In the beginning, Sonchiriya felt like just another dacoit story with a lot of bloodshed and abuses. But I must say that there is a great technique with director Abhishek Chaubey and his writer Sudip Sharma in building characters and creating empathy towards them. The second half of Sonchiriya is elaborate, emotional, brutal and most importantly quite a heartening one. In a way, it is a tale about the mental and physical sufferings of a lot of people and the honesty with which it dives into that aspect of the story is fabulous.
The movie begins with us being introduced to a gang of dacoits in the Chambal lead by Man Singh. Very soon there is a rift within the gang and one of the key reasons for that was the decision of one gang member Lakhna to help a woman named Indumati in saving a molested child. Set in the backdrop of the emergency that happened in the Indira Gandhi era, Sonchiriya is a disturbing and cinematically captivating experience.
If any of you left the theater with a heavy heart after watching the movie Udta Punjab (writer-director duo’s previous film) thinking about the character played by Alia Bhatt, then I would easily recommend this movie to you. Sonchiriya isn’t trying to justify any act of cruelty. It is actually sympathizing with a lot of people who are thrown into this lawless ambiance and are forced to believe that this is everything. In one scene, one dacoit is talking optimistically about surrendering to the police and the fact that he is looking at jail term as an escape from the dreaded life he lives now itself shows the hopelessness in that world. There was another scene where the character of Vakil Singh realizes about an ideological betrayal. The eventful second half of Sonchiriya that has many similar scenes which sort of explains the reasons and backdrops of almost all its characters makes it a great film.
The cast of this movie is really top notch. Sushant Singh Rajput isn’t playing the typical hero here. He is as distracted and disturbed as Vakil Singh played by Ranvir Shorey. The actor maintains the roughness and manages to add those minimal bits of humanity which makes him the easily likable one among the dacoits. Bhumi Pednekar is also very convincing as the tough woman. In this testosterone-rich environment, Chaubey and Sharma decided to make their female protagonist a fighter on an emotional level. There is a big why surrounding the character of Indumati and the moment it is revealed the story becomes even more heartbreaking.

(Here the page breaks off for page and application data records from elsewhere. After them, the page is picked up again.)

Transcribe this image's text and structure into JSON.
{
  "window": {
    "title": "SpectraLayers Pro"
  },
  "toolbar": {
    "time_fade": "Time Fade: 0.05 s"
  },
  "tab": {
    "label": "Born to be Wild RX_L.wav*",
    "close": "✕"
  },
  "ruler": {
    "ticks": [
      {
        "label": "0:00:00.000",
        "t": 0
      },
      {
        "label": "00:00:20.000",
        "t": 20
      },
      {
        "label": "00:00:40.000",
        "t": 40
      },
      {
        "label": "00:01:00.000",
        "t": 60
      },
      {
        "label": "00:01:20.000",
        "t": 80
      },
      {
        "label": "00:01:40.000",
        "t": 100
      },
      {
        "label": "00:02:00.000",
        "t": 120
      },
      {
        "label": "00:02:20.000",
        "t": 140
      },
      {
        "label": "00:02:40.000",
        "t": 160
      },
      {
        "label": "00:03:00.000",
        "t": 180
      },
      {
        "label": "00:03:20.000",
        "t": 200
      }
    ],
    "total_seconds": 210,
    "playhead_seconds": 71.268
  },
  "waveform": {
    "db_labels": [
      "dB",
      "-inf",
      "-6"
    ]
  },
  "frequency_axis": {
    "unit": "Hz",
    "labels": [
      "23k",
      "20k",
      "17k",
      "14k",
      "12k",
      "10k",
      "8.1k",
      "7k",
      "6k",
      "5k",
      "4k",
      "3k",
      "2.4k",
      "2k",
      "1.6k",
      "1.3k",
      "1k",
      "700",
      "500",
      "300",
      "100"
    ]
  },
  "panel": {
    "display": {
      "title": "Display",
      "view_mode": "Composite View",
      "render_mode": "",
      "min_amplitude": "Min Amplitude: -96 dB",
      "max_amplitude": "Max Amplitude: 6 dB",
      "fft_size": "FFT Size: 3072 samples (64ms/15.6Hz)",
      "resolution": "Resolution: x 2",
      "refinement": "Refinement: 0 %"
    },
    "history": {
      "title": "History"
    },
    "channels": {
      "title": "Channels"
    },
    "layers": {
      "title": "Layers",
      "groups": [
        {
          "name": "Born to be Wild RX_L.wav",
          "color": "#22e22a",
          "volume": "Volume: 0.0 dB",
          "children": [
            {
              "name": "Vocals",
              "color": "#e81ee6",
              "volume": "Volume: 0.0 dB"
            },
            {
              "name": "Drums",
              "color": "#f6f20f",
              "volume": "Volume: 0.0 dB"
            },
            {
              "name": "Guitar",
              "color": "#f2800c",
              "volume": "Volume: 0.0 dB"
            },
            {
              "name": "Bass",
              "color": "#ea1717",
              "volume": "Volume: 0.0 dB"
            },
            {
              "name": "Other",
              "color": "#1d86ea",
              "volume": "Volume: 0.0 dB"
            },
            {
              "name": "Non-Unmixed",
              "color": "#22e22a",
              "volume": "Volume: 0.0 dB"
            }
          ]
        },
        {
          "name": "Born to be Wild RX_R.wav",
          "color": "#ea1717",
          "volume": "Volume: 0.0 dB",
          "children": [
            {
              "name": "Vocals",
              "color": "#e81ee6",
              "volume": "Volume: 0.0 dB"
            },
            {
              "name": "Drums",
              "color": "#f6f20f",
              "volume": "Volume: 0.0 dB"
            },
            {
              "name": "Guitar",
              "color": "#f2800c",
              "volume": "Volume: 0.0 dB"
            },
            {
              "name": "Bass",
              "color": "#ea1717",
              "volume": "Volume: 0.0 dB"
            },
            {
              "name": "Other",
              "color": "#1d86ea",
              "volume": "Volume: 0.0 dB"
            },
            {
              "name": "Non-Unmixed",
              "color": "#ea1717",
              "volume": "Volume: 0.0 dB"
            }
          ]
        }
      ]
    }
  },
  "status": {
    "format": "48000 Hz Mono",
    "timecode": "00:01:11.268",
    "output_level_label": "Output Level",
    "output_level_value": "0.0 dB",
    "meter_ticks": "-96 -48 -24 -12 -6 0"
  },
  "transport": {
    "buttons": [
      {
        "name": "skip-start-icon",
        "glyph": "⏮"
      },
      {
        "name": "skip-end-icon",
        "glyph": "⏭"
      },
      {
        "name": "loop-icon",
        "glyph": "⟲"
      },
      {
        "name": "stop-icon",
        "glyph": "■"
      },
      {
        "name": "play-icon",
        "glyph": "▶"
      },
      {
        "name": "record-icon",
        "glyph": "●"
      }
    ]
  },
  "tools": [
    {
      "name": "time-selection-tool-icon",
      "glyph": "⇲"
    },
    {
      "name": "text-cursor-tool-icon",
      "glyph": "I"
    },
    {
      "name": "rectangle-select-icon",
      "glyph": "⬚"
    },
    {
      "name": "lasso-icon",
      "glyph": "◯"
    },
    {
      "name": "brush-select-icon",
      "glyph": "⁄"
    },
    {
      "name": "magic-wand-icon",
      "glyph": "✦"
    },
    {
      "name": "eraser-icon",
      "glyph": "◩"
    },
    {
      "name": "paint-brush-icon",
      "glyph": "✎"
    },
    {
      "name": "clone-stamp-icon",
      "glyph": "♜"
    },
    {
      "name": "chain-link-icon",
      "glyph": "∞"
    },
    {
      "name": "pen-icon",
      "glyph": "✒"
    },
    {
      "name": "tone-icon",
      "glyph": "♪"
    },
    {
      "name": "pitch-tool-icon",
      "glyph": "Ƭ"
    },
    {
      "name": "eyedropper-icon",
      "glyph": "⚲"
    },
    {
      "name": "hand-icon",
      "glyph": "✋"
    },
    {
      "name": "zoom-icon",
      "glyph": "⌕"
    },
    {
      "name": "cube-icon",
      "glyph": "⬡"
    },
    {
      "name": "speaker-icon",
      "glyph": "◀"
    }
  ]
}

Manoj Bajpayee, the veteran among the actors in this genre is given the character of veteran Man Singh and he effortlessly makes him that guy who has seen it all and realized the consequences. Ranvir Shorey is the angriest one in the gang and as I mentioned above there was a scene where he breaks down realizing the lie he believed till date and it did make an impact. Ashutosh Rana goes back to a fully negative character, but there also Sudip Sharma gives him a solid reason. There are so many actors as various gang members including one legendary Chambal character and they were all pretty effective.
Abhishek Chaubey once again chooses the rural Indian texture and this time it is the backdrop of the lawless phase of the Chambal. The way this movie approaches the atmosphere is really gripping. The political climate and the caste system had a role in the whole Chambal history and Sudip Sharma blends it inside the story very effectively. The movie isn’t reduced to a socio-political drama. The bloodshed here is brutal and the film is certified A by the censors. The back and forth style of the screenplay manages to create a sense of intrigue in the viewers. The breathtaking cinematography by Anuj Rakesh Dhawan and the timely cuts by Meghana Sen contribute hugely to this drama. Vishal Bhardwaj has done the songs and the Sonchiriya song and its usage in the film was really powerful.
Sonchiriya is a brilliantly crafted movie. It is political, it is authentic and it is nuanced. We as viewers usually manage to predict the death of characters when they start to talk about their dreams. The making of Sonchiriya was so good that it managed to take away the predictability from such clichés which are there in the film.
Sonchiriya is a brilliantly crafted movie. It is political, it is authentic and it is nuanced.
Green: Recommended Film
Orange: Okay, Watchable, Experimental Films
Red: Not Recommended